Tissue culture, aeroponics, and hydroponics have improved the production of first-generation potato (Solanum tuberosum L.) minitubers in Ethiopia. However, some minitubers may be very small (<5 g) and would probably fail to survive in open-field conditions. Thus, they are usually replanted in screenhouses in pots as single tubers/hills. The impact of pot size and number of minitubers that can be feasibly planted per pot to obtain optimal yield with little impact on progeny tuber size require investigation to optimize indoor seed potato production. Consequently, a screenhouse experiment was conducted at Adet Agricultural Research Center, Amhara, Ethiopia, between 2020 and 2021 to investigate the effect of seed density and different pot sizes on a number of tubers harvested per pot, per planted minituber, and average tuber weight (g). Experimental treatment factors were potato variety at two levels, pot size at three levels, and seed density at five levels. Five replications per treatment combination, each with four pots, were used. Analysis of variance, with seed density up to cubic component as single-degree polynomial contrast, showed that the assessed variables were not significantly (P <= 0.05) affected by potato variety. All two- and three-way factor interactions except pot size by seed density for the number of tubers harvested per planted minituber were not significant (P <= 0.05). Pot size significantly (P <= 0.05) affected the number of tubers harvested per pot and per planted minituber but not the average tuber weight. All the assessed variables were significantly (P <= 0.05) affected by seed density. The number of tubers harvested per pot increased significantly (P <= 0.05) with increasing pot size and seed density. Polynomial regression showed that linear and quadratic components of seed density as a predictor of the assessed variables were significant (P <= 0.05); however, its polynomial components did not significantly (P <= 0.05) interact with main treatment factors. The estimated optimum seed density from the derivatives of the polynomial functions was five tubers per pot. The predicted minimum average tuber weight was 18.5 g, which is appreciably high for good open-field minituber survival. Meanwhile, the 10-L pot produced significantly (P <= 0.05) more minitubers than other pot sizes; however, it had the lowest production efficiency per unit area of screenhouse and per kilogram of culture substrate. Thus, 2- and 6-L pots, each planted with five minitubers, irrespective of the potato variety are recommended to maximize productivity of minitubers and screenhouse space with little or no impact on progeny tuber size.
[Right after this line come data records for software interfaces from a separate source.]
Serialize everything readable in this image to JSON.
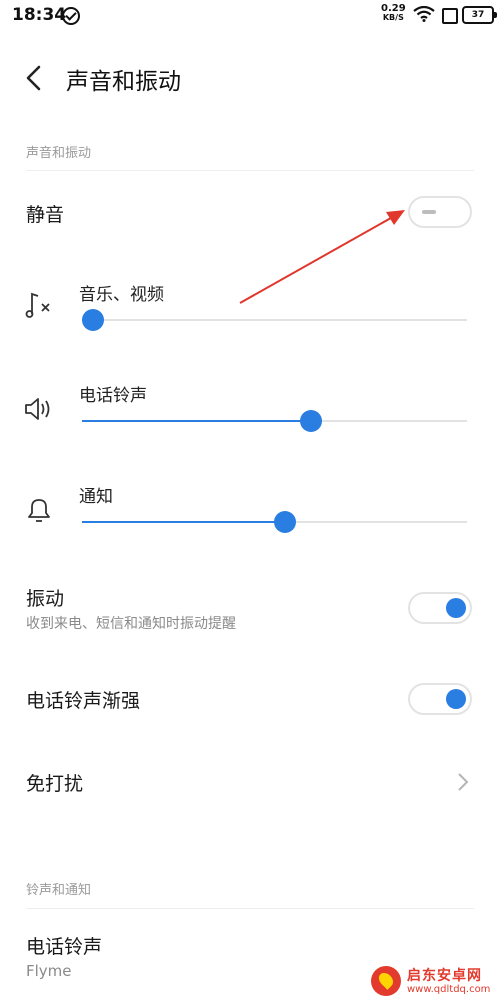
{
  "status_bar": {
    "time": "18:34",
    "net_speed_value": "0.29",
    "net_speed_unit": "KB/S",
    "battery": "37"
  },
  "header": {
    "title": "声音和振动"
  },
  "sections": {
    "sound": "声音和振动",
    "ringtone": "铃声和通知"
  },
  "mute": {
    "label": "静音",
    "on": false
  },
  "sliders": [
    {
      "label": "音乐、视频",
      "icon": "music-muted-icon",
      "value": 0
    },
    {
      "label": "电话铃声",
      "icon": "speaker-icon",
      "value": 60
    },
    {
      "label": "通知",
      "icon": "bell-icon",
      "value": 53
    }
  ],
  "vibration": {
    "label": "振动",
    "sub": "收到来电、短信和通知时振动提醒",
    "on": true
  },
  "ring_fade": {
    "label": "电话铃声渐强",
    "on": true
  },
  "dnd": {
    "label": "免打扰"
  },
  "ringtone": {
    "label": "电话铃声",
    "value": "Flyme"
  },
  "watermark": {
    "name": "启东安卓网",
    "url": "www.qdltdq.com"
  },
  "colors": {
    "accent": "#2a7de1",
    "annotation": "#e0362c"
  }
}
Determination of optimum planting density of very small potato minitubers and appropriate pot size for maximizing seed tuber production in screenhouse conditions
Citation: Abitew, W.N.; Kakuhenzire, R.; Enyew, M. 2023. Determination of optimum planting density of very small potato minitubers and appropriate pot size for maximizing seed tuber production in screenhouse conditions. Crop Science. ISSN 1435-0653.
POTATO AGRI-FOOD SYSTEMS, POTATOES, SEED SYSTEMS